August 16, 2008

The SEC had been ineffective in going after Performance Foreign Exchange Corporation which has remained operational up to now despite the numerous complaints filed against the company by many of its disgruntled investors, and inspite of successive raids made by the National Bureau of Investigation (the local counterpart of the US’ FBI) into their offices. PFEC even challenged the cease and desist order issued by SEC against it all the way up to the Supreme Court and won.

How can this happen? How can the SEC be rendered useless by a forex boiler room operator?

In my opinion, SEC’s helplessness in the issue of PFEC was its own making.

  • First, it failed to keep up with the many changes happening in the financial markets specifically in the foreign exchange markets towards the turn of the century. It failed to notice that with the advent of advanced computer technology, a parallel market to the established interbank foreign currency trading network was fast evolving.
  • Second, the Philippine’s SEC was playing to the hilt its assumed role of being a copy cat of its US counterparts. Online foreign currency trading in the US is considered as commodity futures trading and falls under the jurisdiction and oversight functions of CFTC (Commodity Futures Trading Commission), an independent entity established through an act of the US Congress to regulate commodity futures trading in that country. Why under the CFTC? Well, in the US there are commodity exchanges like the Chicago Mercantile Exchange which deals on financial instruments such as currency futures. Spot currency trading then used to refer to and was limited to the buying and selling of the spot month (current month) currency contracts in these exchanges. Control and oversight functions for spot foreign currency trading were therefore under the jurisdiction of CFTC. However, US authorities were also quick enough to notice the advent of and the proliferation of online, off exchange, spot currency currency trading done electronically through banks with networks that spans every corner of the globe.

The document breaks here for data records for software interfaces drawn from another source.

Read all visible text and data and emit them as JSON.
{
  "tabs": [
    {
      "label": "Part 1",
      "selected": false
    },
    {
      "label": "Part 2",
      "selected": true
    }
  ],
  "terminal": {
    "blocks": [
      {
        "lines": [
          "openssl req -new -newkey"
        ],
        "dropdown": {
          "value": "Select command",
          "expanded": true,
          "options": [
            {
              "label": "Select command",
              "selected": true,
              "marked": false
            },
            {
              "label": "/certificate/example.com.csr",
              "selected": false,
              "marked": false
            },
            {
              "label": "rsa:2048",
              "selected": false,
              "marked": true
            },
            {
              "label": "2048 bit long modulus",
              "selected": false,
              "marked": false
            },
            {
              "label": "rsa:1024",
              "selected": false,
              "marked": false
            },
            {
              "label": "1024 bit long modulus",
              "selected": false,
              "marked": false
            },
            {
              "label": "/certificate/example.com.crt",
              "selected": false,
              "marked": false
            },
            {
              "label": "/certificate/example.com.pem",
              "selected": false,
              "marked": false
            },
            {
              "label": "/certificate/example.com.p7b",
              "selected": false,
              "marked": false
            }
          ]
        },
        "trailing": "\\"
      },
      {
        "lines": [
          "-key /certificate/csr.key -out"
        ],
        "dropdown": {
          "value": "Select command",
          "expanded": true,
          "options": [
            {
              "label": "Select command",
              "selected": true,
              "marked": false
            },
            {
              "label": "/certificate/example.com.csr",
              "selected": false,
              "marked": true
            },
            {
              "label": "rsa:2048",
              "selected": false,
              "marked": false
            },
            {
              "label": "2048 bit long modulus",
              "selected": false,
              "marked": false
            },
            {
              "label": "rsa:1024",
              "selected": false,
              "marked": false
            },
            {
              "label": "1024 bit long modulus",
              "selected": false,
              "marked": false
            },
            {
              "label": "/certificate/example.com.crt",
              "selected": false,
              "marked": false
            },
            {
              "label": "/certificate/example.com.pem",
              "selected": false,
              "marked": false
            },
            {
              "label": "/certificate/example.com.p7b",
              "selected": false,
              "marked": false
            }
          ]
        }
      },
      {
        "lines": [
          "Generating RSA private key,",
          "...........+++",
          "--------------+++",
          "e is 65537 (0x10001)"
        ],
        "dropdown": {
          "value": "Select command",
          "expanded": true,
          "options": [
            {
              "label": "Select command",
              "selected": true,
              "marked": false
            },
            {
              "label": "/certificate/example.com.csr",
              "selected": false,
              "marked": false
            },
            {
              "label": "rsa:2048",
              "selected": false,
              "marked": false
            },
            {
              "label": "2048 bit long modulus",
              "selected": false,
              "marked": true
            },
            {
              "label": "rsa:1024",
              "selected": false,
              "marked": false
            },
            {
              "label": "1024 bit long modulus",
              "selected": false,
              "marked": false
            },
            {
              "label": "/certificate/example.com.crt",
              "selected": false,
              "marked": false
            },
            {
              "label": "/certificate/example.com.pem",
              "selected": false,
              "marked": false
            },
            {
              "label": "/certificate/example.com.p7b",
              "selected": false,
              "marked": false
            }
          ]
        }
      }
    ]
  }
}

And so the US congress,on the recommendation of CFTC passed “The Commodity Futures Modernization Act of 2000 (CFMA) which made clear that the CFTC has jurisdiction and authority to investigate and take legal action to close down a wide assortment of unregulated firms offering or selling foreign currency futures and options contracts to the general public. ( Please refer to my earlier blog entitled Foreign Currency Trading Update, August 15, 2008.)

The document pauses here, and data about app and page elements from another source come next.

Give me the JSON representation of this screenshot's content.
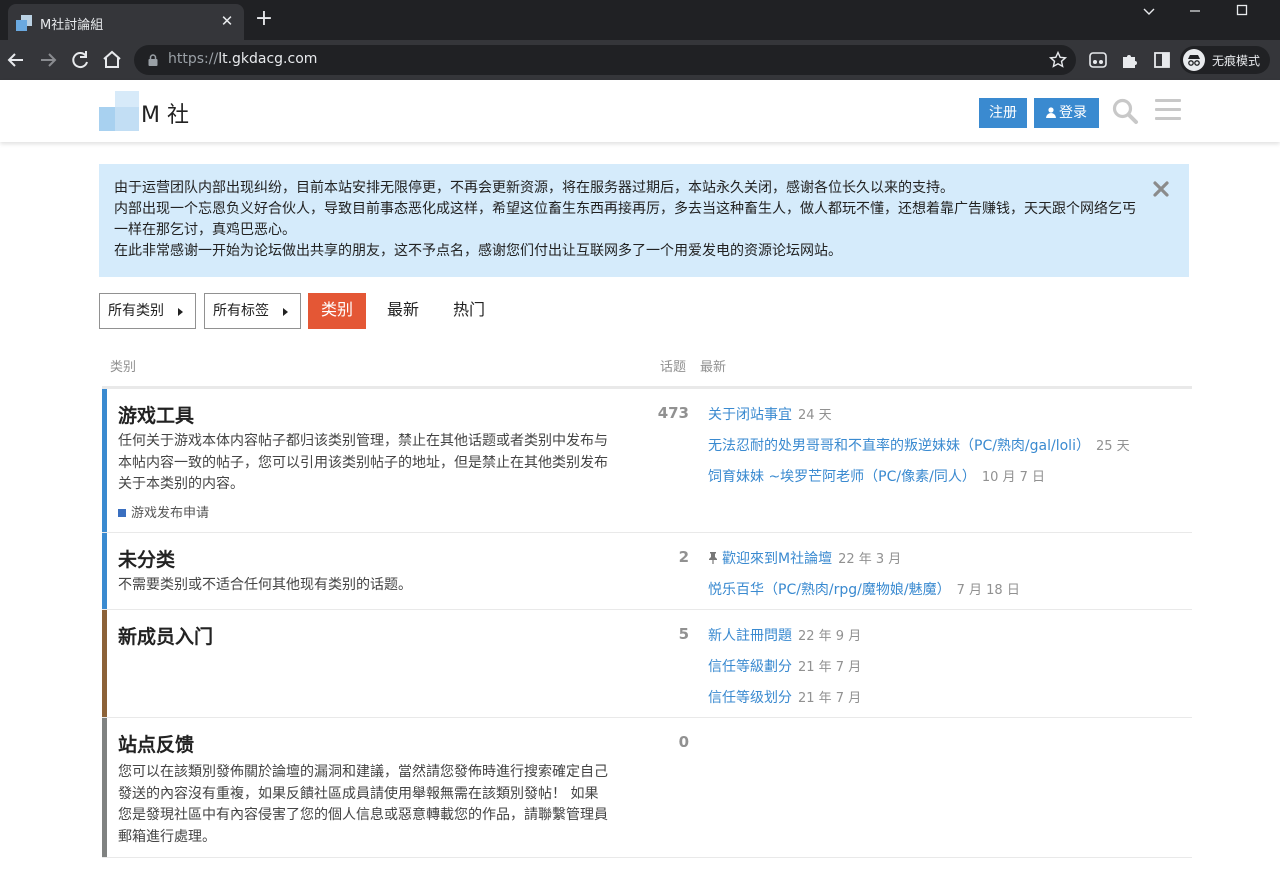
{
  "browser": {
    "tab_title": "M社討論組",
    "url_scheme": "https://",
    "url_host": "lt.gkdacg.com",
    "incognito_label": "无痕模式",
    "icons": [
      "back-icon",
      "forward-icon",
      "reload-icon",
      "home-icon",
      "lock-icon",
      "star-icon",
      "extension-icon",
      "puzzle-icon",
      "sidepanel-icon",
      "incognito-icon"
    ]
  },
  "site": {
    "name": "M 社",
    "signup_label": "注册",
    "login_label": "登录"
  },
  "banner": {
    "lines": [
      "由于运营团队内部出现纠纷，目前本站安排无限停更，不再会更新资源，将在服务器过期后，本站永久关闭，感谢各位长久以来的支持。",
      "内部出现一个忘恩负义好合伙人，导致目前事态恶化成这样，希望这位畜生东西再接再厉，多去当这种畜生人，做人都玩不懂，还想着靠广告赚钱，天天跟个网络乞丐一样在那乞讨，真鸡巴恶心。",
      "在此非常感谢一开始为论坛做出共享的朋友，这不予点名，感谢您们付出让互联网多了一个用爱发电的资源论坛网站。"
    ]
  },
  "nav": {
    "all_categories": "所有类别",
    "all_tags": "所有标签",
    "tabs": [
      "类别",
      "最新",
      "热门"
    ],
    "active_tab": "类别"
  },
  "table": {
    "col_category": "类别",
    "col_topics": "话题",
    "col_latest": "最新"
  },
  "categories": [
    {
      "name": "游戏工具",
      "color": "#3a8ad0",
      "description": "任何关于游戏本体内容帖子都归该类别管理，禁止在其他话题或者类别中发布与本帖内容一致的帖子，您可以引用该类别帖子的地址，但是禁止在其他类别发布关于本类别的内容。",
      "subcategory": "游戏发布申请",
      "topics": "473",
      "latest": [
        {
          "title": "关于闭站事宜",
          "date": "24 天"
        },
        {
          "title": "无法忍耐的处男哥哥和不直率的叛逆妹妹（PC/熟肉/gal/loli）",
          "date": "25 天"
        },
        {
          "title": "饲育妹妹 ~埃罗芒阿老师（PC/像素/同人）",
          "date": "10 月 7 日"
        }
      ]
    },
    {
      "name": "未分类",
      "color": "#3a8ad0",
      "description": "不需要类别或不适合任何其他现有类别的话题。",
      "topics": "2",
      "latest": [
        {
          "title": "歡迎來到M社論壇",
          "date": "22 年 3 月",
          "pinned": true
        },
        {
          "title": "悦乐百华（PC/熟肉/rpg/魔物娘/魅魔）",
          "date": "7 月 18 日"
        }
      ]
    },
    {
      "name": "新成员入门",
      "color": "#8c6238",
      "description": "",
      "topics": "5",
      "latest": [
        {
          "title": "新人註冊問題",
          "date": "22 年 9 月"
        },
        {
          "title": "信任等級劃分",
          "date": "21 年 7 月"
        },
        {
          "title": "信任等级划分",
          "date": "21 年 7 月"
        }
      ]
    },
    {
      "name": "站点反馈",
      "color": "#808281",
      "description": "您可以在該類別發佈關於論壇的漏洞和建議，當然請您發佈時進行搜索確定自己發送的內容沒有重複，如果反饋社區成員請使用舉報無需在該類別發帖！ 如果您是發現社區中有內容侵害了您的個人信息或惡意轉載您的作品，請聯繫管理員郵箱進行處理。",
      "topics": "0",
      "latest": []
    }
  ]
}
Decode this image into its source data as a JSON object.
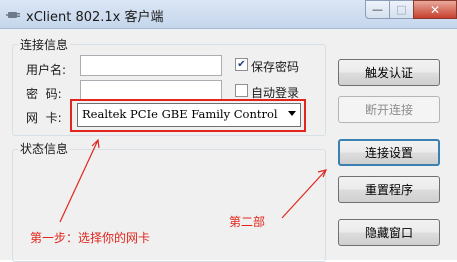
{
  "window": {
    "title": "xClient 802.1x 客户端",
    "controls": {
      "minimize": "—",
      "maximize": "□",
      "close": "✕"
    },
    "app_icon": "network-plug-icon"
  },
  "connection_group": {
    "title": "连接信息",
    "username_label": "用户名:",
    "username_value": "",
    "password_label": "密  码:",
    "password_value": "",
    "nic_label": "网  卡:",
    "nic_selected": "Realtek PCIe GBE Family Controlle",
    "save_password": {
      "label": "保存密码",
      "checked": true
    },
    "auto_login": {
      "label": "自动登录",
      "checked": false
    }
  },
  "status_group": {
    "title": "状态信息"
  },
  "buttons": {
    "trigger_auth": "触发认证",
    "disconnect": "断开连接",
    "connection_settings": "连接设置",
    "reset_program": "重置程序",
    "hide_window": "隐藏窗口"
  },
  "annotations": {
    "step_one": "第一步：选择你的网卡",
    "step_two": "第二部",
    "color": "#e2261d"
  }
}
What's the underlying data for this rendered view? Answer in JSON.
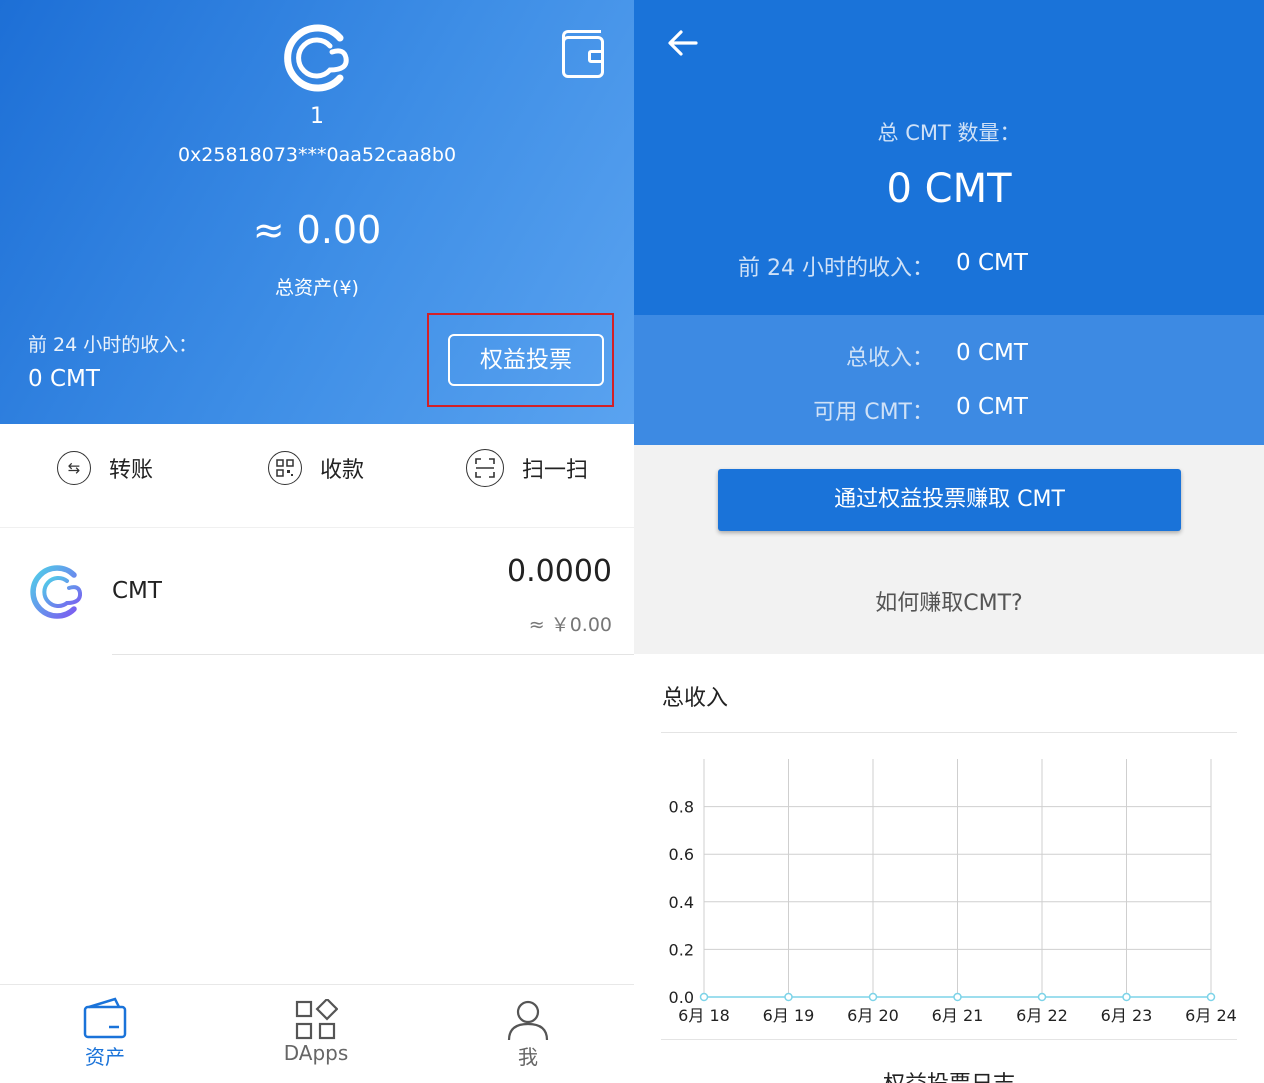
{
  "left": {
    "wallet_name": "1",
    "address": "0x25818073***0aa52caa8b0",
    "total_assets_value": "≈ 0.00",
    "total_assets_label": "总资产(¥)",
    "income_24h_label": "前 24 小时的收入：",
    "income_24h_value": "0 CMT",
    "vote_button": "权益投票",
    "actions": [
      {
        "label": "转账",
        "icon": "transfer-icon"
      },
      {
        "label": "收款",
        "icon": "qr-code-icon"
      },
      {
        "label": "扫一扫",
        "icon": "scan-icon"
      }
    ],
    "token": {
      "name": "CMT",
      "amount": "0.0000",
      "fiat": "≈ ￥0.00"
    },
    "nav": [
      {
        "label": "资产",
        "icon": "wallet-icon",
        "active": true
      },
      {
        "label": "DApps",
        "icon": "apps-icon",
        "active": false
      },
      {
        "label": "我",
        "icon": "person-icon",
        "active": false
      }
    ]
  },
  "right": {
    "total_label": "总 CMT 数量：",
    "total_value": "0 CMT",
    "income_24h_label": "前 24 小时的收入：",
    "income_24h_value": "0 CMT",
    "total_income_label": "总收入：",
    "total_income_value": "0 CMT",
    "available_label": "可用 CMT：",
    "available_value": "0 CMT",
    "earn_button": "通过权益投票赚取 CMT",
    "how_to": "如何赚取CMT?",
    "chart_title": "总收入",
    "footer_partial": "权益投票日志"
  },
  "colors": {
    "primary": "#1a73d9",
    "header_light": "#3d8ae3",
    "highlight": "#d32027",
    "chart_line": "#7dd3e8"
  },
  "chart_data": {
    "type": "line",
    "title": "",
    "categories": [
      "6月 18",
      "6月 19",
      "6月 20",
      "6月 21",
      "6月 22",
      "6月 23",
      "6月 24"
    ],
    "yticks": [
      "0.0",
      "0.2",
      "0.4",
      "0.6",
      "0.8"
    ],
    "series": [
      {
        "values": [
          0,
          0,
          0,
          0,
          0,
          0,
          0
        ]
      }
    ],
    "ylim": [
      0,
      1.0
    ],
    "grid": true
  }
}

The Philippines SEC was lifting off and adopting policies and opinions from its US counterparts without studying its own local scenario falling into the age old colonial mentality of embracing the belief that “whatever it is that holds true in the US must hold true also in the Philippines. And so when SEC went up against PFEC in the courts of law, it was rebuffed by the highest court in the land (the Supreme Court) because it tried to pin down PFEC with the charge that it was illegally engaging in commodity futures transaction. (See my blog on this HANGING BY A THREAD (PART2 ) – (SEC BLUNDERED AND PFEC GOES SCOT FREE)•August 13, 2008 and HANGING BY A THREAD (PART1 ) – (OR HOW PFEC MANAGE TO REMAIN AFLOAT)•August 12, 2008)

The funny thing is from the advent of commodity futures trading in the Philippines in 1985 to its closure in 1997 which was followed by the influx of forex boiler room operators, the SEC was swamped with mounting complaints from forex investors. And take note, the revised Securities Regulatory Act of the Philippines was enacted in the year 2000, the SEC could have recommended revisions to the securities code as early as then but they didn’t.

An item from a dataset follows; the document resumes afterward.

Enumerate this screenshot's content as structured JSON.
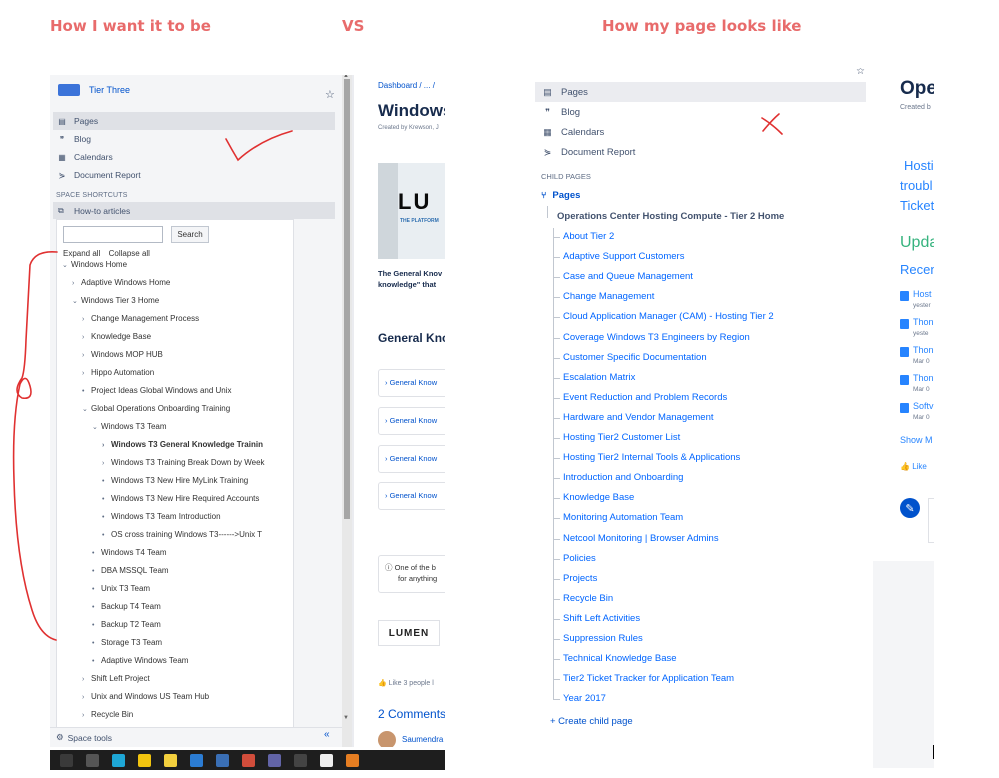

Now, two years after the PIPC scam, it has not made any move at all to recommend revisions in the code which must incorporate clarificatory provisions that will define SEC’s jurisdiction and oversight functions over unregulated firms dealing with the buying and selling of spot currency contracts to include firms offering subsidiary forex services such as consultancy services, research, and forex trading platforms.

The US made its move in the year 2000 to regulate on line, off exchange spot currency trading. What has the Philipines’ SEC done?